In 2004, Shakur married Gust Davis Jr. In that same year, her biography, Afeni Shakur: Evolution of a Revolutionary was released.  In her biography, Afeni Shakur reflected in her childhood experiences and her upbringing as well as her involvement in the Black Panther Party. In the book, she stated that the party educated and directed her to channel her anger.  This gave her hope which she mentioned she had never experienced.  She spoke about how she met men who did not abuse Black women in the party.

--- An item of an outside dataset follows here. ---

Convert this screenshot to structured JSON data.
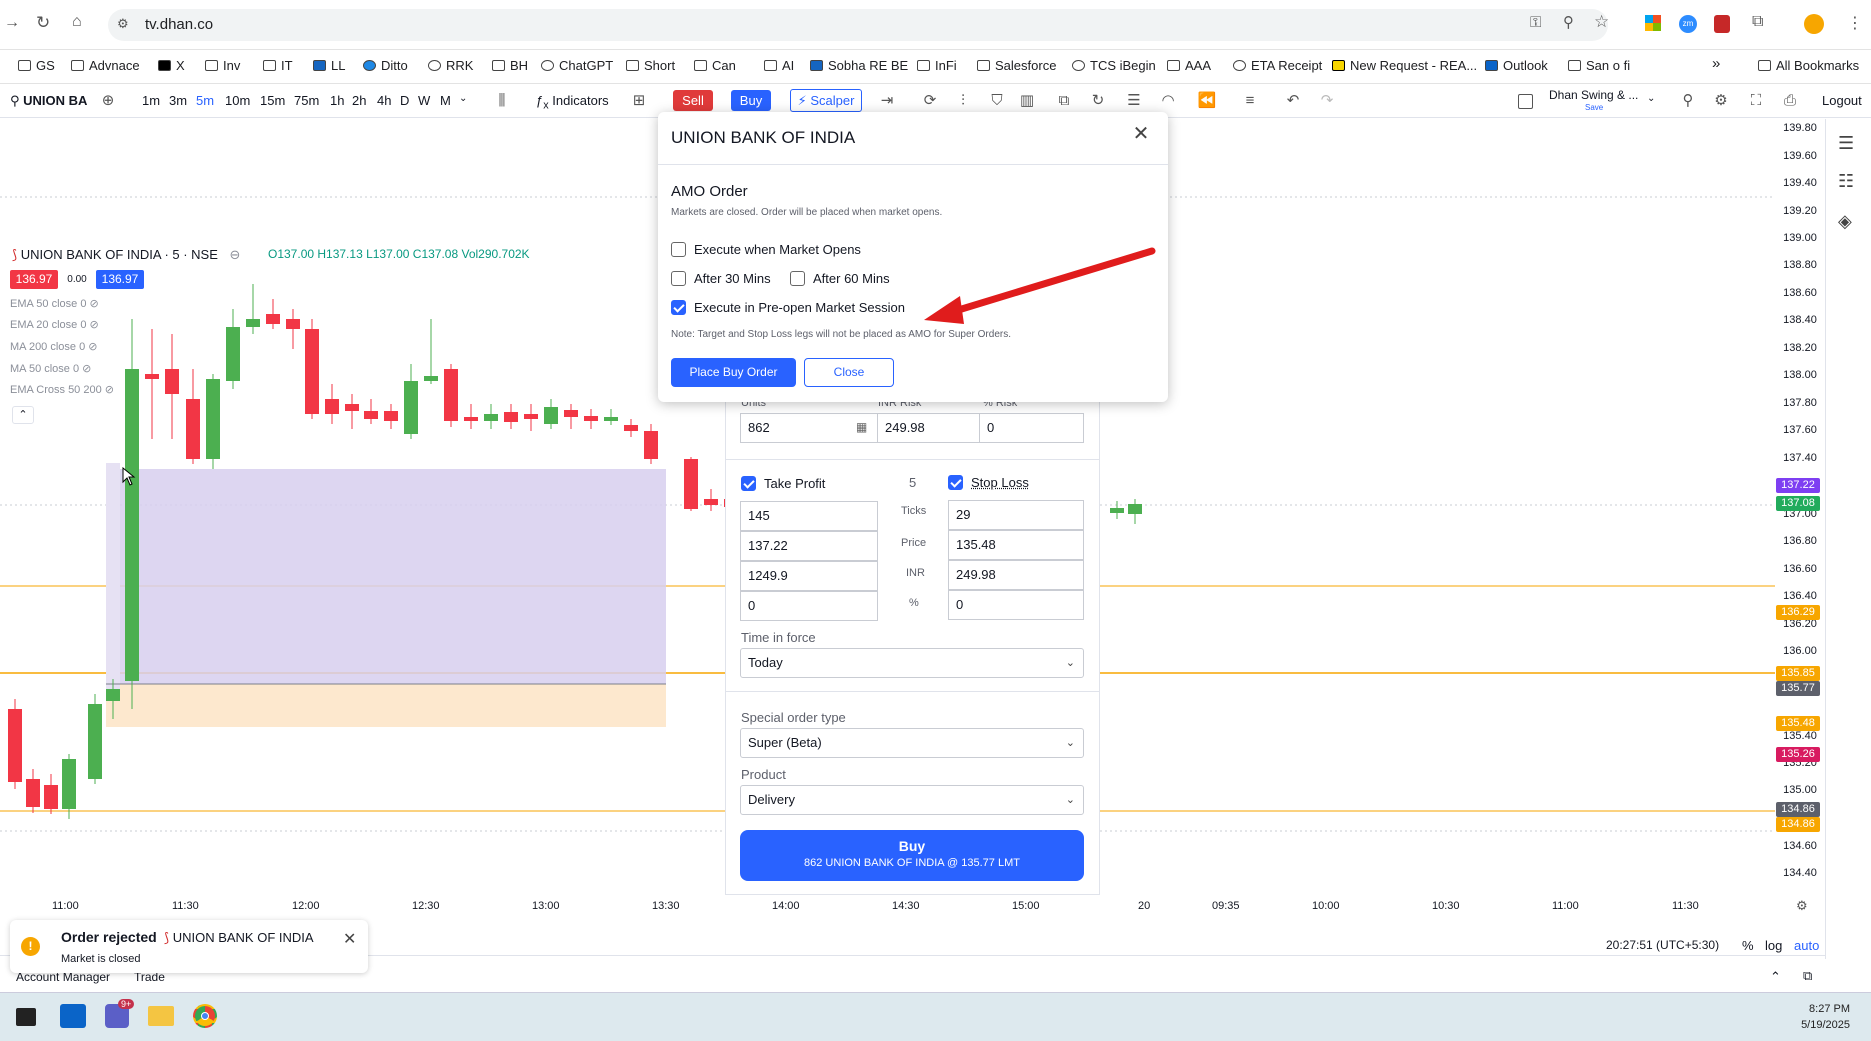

It was through the party that she met Lumumba Shakur, agreed to be his second wife and converted to Islam.  She described her experiences in jail and how together with other inmates, they organized a bail fund to get some of the women out of jail.  

She was in federal court on July 20, 2007, to file an injunction to prevent Death Row Records from selling any unreleased material from Tupac after the company failed to prove that the unreleased songs were not part of its bankruptcy settlement.  She made guest appearances and lectures.  In February 2009, she gave the keynote address for Vanderbilt University's Commemoration for Black History Month.  She shared with people her experiences and ways in which to overcome loss.  Afeni Shakur Davis died at a hospital in Greenbrae, California on May 2, 2016. 

Reference:

Encyclopedia.com

New Poem Each Day

Poetry Corner

*Hear ye, hear ye This court is now in session His Honor, Judge Pigmeat Markham presidin Hear ye, hear ye, the court of swing It's just about ready to do that thing I don't... HERE COMES THE JUDGE by Pigmeat Markham
Read More